***** Given records *****

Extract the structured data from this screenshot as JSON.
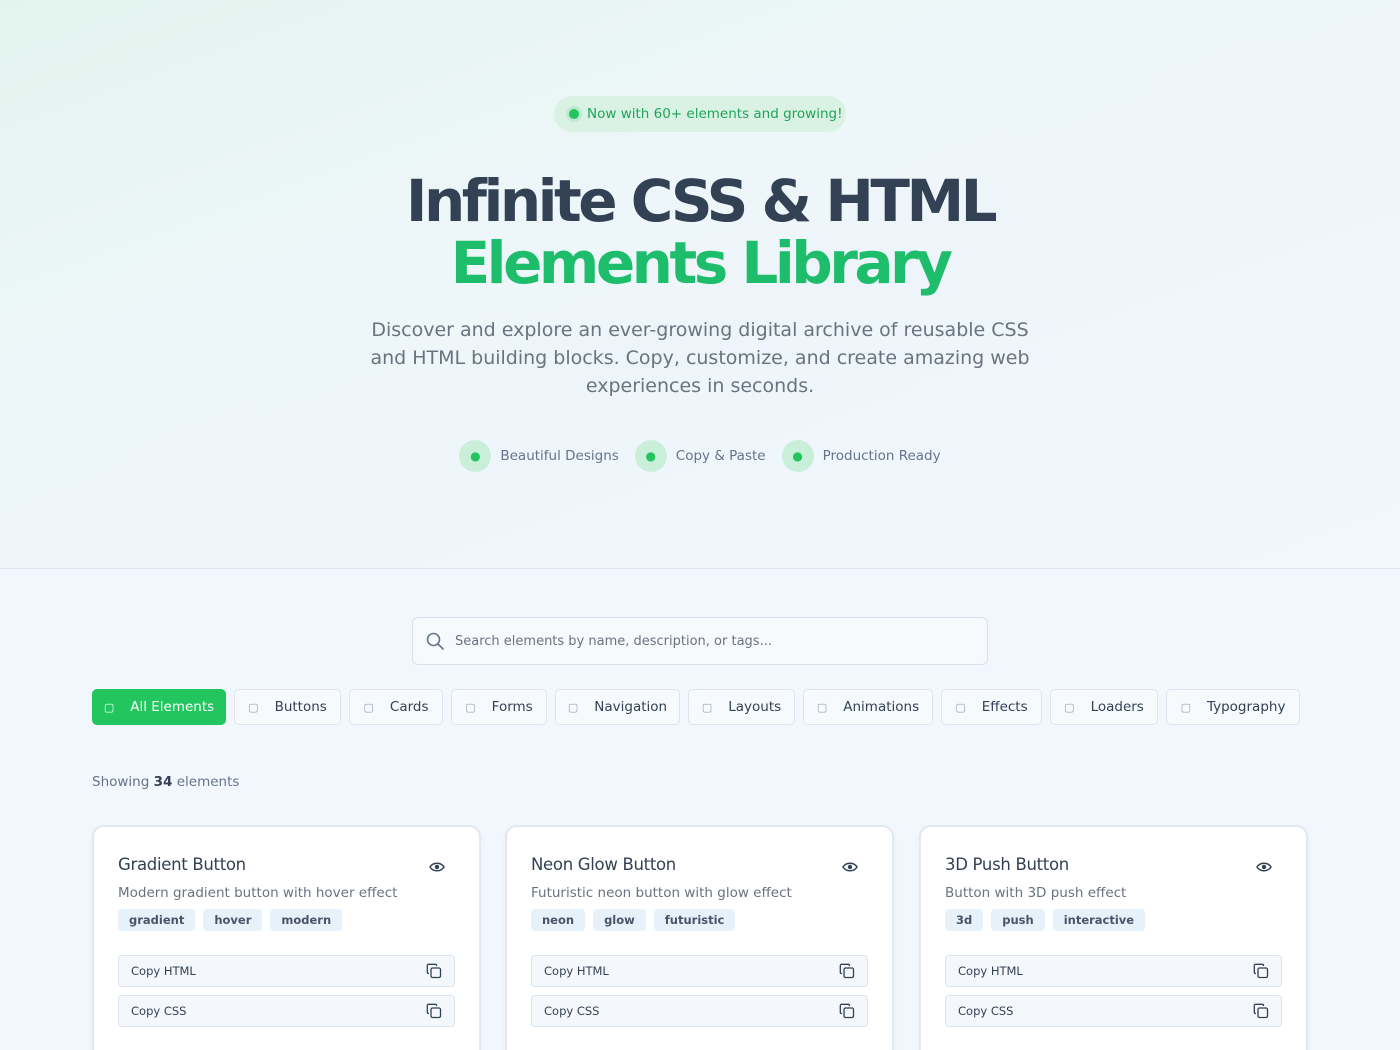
{
  "hero": {
    "badge": "Now with 60+ elements and growing!",
    "title_line1": "Infinite CSS & HTML",
    "title_line2": "Elements Library",
    "subtitle": "Discover and explore an ever-growing digital archive of reusable CSS and HTML building blocks. Copy, customize, and create amazing web experiences in seconds.",
    "features": [
      {
        "label": "Beautiful Designs",
        "icon": "palette-icon"
      },
      {
        "label": "Copy & Paste",
        "icon": "copy-icon"
      },
      {
        "label": "Production Ready",
        "icon": "rocket-icon"
      }
    ]
  },
  "search": {
    "placeholder": "Search elements by name, description, or tags..."
  },
  "filters": [
    {
      "label": "All Elements",
      "active": true
    },
    {
      "label": "Buttons",
      "active": false
    },
    {
      "label": "Cards",
      "active": false
    },
    {
      "label": "Forms",
      "active": false
    },
    {
      "label": "Navigation",
      "active": false
    },
    {
      "label": "Layouts",
      "active": false
    },
    {
      "label": "Animations",
      "active": false
    },
    {
      "label": "Effects",
      "active": false
    },
    {
      "label": "Loaders",
      "active": false
    },
    {
      "label": "Typography",
      "active": false
    }
  ],
  "results": {
    "prefix": "Showing",
    "count": "34",
    "suffix": "elements"
  },
  "cards": [
    {
      "title": "Gradient Button",
      "description": "Modern gradient button with hover effect",
      "tags": [
        "gradient",
        "hover",
        "modern"
      ],
      "copy_html": "Copy HTML",
      "copy_css": "Copy CSS"
    },
    {
      "title": "Neon Glow Button",
      "description": "Futuristic neon button with glow effect",
      "tags": [
        "neon",
        "glow",
        "futuristic"
      ],
      "copy_html": "Copy HTML",
      "copy_css": "Copy CSS"
    },
    {
      "title": "3D Push Button",
      "description": "Button with 3D push effect",
      "tags": [
        "3d",
        "push",
        "interactive"
      ],
      "copy_html": "Copy HTML",
      "copy_css": "Copy CSS"
    }
  ],
  "colors": {
    "accent": "#22c55e",
    "title_green": "#1dbd6b",
    "text": "#334155"
  }
}
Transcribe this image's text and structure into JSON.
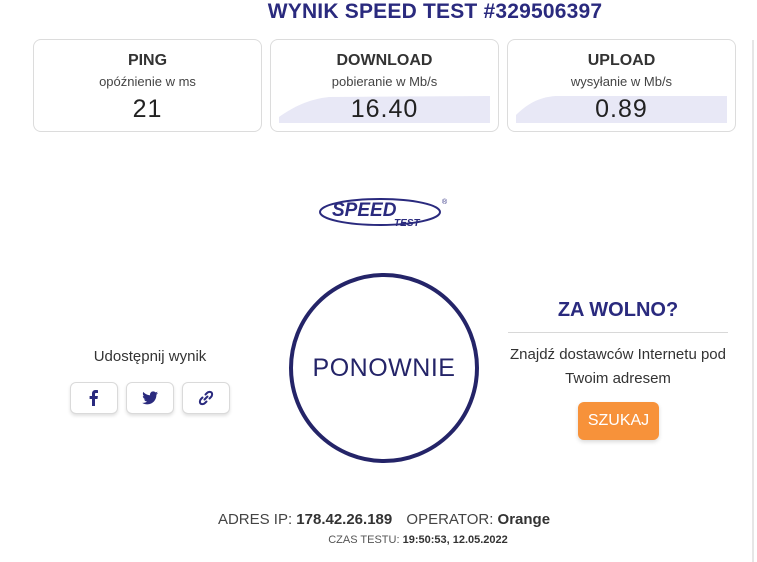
{
  "header": {
    "title": "WYNIK SPEED TEST #329506397"
  },
  "cards": [
    {
      "title": "PING",
      "subtitle": "opóźnienie w ms",
      "value": "21"
    },
    {
      "title": "DOWNLOAD",
      "subtitle": "pobieranie w Mb/s",
      "value": "16.40"
    },
    {
      "title": "UPLOAD",
      "subtitle": "wysyłanie w Mb/s",
      "value": "0.89"
    }
  ],
  "logo": {
    "text_main": "SPEED",
    "text_sub": "TEST",
    "mark": "®"
  },
  "retest": {
    "label": "PONOWNIE"
  },
  "share": {
    "label": "Udostępnij wynik",
    "buttons": [
      {
        "icon": "facebook-icon"
      },
      {
        "icon": "twitter-icon"
      },
      {
        "icon": "link-icon"
      }
    ]
  },
  "slow": {
    "title": "ZA WOLNO?",
    "text": "Znajdź dostawców Internetu pod Twoim adresem",
    "button": "SZUKAJ"
  },
  "footer": {
    "ip_label": "ADRES IP:",
    "ip_value": "178.42.26.189",
    "operator_label": "OPERATOR:",
    "operator_value": "Orange",
    "time_label": "CZAS TESTU:",
    "time_value": "19:50:53, 12.05.2022"
  },
  "colors": {
    "accent": "#2a2a7e",
    "button": "#f7923a",
    "sparkline": "#e8e8f6"
  }
}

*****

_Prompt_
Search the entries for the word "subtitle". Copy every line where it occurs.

_Response area_
    "subtitle": "Discover and explore an ever-growing digital archive of reusable CSS and HTML building blocks. Copy, customize, and create amazing web experiences in seconds.",
      "subtitle": "opóźnienie w ms",
      "subtitle": "pobieranie w Mb/s",
      "subtitle": "wysyłanie w Mb/s",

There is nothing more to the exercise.